• **WORK REQUIRED**
Where a line of the records holds the string "JSON", copy that line.

• **RECORDS PROVIDED**
● ● ●
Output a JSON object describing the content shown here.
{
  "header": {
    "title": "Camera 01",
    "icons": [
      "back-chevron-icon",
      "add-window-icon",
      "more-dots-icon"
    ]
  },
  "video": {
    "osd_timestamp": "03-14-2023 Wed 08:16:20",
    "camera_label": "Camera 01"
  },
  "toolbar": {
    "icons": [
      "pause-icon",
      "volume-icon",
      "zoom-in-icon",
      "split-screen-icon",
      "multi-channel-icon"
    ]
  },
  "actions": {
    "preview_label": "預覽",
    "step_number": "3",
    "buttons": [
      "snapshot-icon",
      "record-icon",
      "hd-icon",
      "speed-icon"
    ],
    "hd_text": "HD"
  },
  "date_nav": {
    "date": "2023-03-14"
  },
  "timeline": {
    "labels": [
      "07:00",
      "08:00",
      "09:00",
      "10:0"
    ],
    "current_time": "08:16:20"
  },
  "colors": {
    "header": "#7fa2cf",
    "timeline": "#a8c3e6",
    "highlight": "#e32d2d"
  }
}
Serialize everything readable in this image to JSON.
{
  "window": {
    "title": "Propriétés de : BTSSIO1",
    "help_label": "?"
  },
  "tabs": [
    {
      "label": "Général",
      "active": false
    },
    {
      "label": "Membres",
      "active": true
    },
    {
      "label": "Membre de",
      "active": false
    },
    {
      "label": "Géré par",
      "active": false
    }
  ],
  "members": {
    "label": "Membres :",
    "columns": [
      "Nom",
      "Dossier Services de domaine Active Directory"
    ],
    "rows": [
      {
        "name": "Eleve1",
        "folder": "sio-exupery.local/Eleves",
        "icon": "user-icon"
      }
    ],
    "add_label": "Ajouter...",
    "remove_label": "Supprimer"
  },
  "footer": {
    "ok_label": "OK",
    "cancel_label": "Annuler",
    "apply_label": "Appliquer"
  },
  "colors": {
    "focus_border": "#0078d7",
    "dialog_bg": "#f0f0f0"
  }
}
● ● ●
• **RESULT OF THE EXERCISE**
Output a JSON object describing the content shown here.
Serialize everything readable in this image to JSON.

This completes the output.